Activity: Find every line below with the string "Wooden" and pick it out.
-- Provided data follows --
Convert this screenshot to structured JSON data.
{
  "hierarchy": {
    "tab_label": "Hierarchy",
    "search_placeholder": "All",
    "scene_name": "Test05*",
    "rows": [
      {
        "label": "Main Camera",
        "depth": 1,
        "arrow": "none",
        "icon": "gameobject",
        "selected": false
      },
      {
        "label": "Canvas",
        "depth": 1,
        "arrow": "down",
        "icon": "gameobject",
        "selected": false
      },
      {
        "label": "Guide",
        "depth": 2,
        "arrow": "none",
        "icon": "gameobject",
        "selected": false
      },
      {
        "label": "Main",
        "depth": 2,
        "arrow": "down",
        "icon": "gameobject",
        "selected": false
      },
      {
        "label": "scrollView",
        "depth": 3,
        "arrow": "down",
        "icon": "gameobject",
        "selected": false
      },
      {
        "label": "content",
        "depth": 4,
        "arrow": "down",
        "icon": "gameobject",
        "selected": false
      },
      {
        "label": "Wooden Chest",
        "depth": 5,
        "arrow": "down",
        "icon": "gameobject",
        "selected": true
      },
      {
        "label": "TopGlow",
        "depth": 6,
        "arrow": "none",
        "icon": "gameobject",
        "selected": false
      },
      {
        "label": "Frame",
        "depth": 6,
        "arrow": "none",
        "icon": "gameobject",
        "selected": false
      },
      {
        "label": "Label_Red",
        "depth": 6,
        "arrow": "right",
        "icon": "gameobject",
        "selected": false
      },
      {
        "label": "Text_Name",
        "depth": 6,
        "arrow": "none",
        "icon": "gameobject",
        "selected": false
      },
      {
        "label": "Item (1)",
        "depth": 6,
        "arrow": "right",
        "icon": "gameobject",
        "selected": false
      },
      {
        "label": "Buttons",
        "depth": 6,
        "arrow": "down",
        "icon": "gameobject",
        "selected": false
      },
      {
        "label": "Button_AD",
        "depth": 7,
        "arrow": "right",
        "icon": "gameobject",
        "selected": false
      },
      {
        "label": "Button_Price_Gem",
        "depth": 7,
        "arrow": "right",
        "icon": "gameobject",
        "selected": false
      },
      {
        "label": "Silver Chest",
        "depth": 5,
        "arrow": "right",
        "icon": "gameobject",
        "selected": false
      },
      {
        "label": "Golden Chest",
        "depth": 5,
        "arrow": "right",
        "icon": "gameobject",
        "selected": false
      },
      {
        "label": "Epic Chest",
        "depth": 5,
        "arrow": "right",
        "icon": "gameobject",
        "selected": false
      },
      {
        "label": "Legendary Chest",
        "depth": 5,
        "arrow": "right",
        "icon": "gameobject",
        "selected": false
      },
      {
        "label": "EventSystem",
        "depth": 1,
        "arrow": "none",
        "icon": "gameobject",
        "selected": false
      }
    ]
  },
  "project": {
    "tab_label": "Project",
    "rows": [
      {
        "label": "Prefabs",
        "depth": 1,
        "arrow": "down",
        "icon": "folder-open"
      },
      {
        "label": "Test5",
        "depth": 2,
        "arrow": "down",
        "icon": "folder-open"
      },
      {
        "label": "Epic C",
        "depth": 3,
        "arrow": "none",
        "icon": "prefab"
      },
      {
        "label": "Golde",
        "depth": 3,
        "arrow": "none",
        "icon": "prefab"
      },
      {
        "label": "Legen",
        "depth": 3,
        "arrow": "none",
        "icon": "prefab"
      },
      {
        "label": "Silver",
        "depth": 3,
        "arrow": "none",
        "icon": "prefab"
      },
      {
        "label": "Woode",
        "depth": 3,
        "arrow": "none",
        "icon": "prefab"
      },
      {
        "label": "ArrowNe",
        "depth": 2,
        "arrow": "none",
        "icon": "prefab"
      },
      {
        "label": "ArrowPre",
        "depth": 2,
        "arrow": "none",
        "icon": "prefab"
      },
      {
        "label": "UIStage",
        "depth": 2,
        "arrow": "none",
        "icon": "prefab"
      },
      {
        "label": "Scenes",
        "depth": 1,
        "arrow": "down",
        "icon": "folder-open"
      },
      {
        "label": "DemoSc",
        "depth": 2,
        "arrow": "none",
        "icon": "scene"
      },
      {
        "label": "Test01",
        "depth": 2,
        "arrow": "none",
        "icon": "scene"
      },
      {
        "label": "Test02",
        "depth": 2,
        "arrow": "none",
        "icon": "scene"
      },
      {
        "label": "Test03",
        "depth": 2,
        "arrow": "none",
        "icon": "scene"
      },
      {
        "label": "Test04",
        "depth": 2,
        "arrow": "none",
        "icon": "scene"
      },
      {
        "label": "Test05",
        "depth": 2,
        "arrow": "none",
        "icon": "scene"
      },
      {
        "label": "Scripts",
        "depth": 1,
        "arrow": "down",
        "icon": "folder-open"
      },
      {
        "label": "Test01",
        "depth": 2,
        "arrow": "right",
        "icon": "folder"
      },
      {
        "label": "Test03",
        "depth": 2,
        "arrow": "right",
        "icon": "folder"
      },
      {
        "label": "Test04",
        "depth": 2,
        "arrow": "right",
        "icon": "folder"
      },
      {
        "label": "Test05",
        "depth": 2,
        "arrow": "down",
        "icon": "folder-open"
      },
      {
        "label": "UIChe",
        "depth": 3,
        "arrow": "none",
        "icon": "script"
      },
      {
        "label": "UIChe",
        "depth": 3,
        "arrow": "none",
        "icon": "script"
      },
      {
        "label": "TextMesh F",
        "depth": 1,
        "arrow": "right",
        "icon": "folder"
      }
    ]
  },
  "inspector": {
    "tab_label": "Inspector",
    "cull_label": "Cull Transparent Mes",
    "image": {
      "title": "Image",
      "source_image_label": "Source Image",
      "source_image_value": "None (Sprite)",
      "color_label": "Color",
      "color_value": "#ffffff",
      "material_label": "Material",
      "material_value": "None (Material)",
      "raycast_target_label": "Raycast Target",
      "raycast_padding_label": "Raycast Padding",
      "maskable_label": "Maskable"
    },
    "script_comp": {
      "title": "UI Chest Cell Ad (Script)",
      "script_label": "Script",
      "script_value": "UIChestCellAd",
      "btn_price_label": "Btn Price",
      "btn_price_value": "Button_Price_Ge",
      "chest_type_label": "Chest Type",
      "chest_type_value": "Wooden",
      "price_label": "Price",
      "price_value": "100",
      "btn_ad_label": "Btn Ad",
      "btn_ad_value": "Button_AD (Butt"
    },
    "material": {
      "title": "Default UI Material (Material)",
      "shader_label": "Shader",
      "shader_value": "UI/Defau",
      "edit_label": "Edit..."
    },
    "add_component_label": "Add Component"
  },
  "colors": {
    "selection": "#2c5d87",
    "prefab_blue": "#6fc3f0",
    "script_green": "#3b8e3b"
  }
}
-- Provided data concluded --
Task output:
        "label": "Wooden Chest",
      "chest_type_value": "Wooden",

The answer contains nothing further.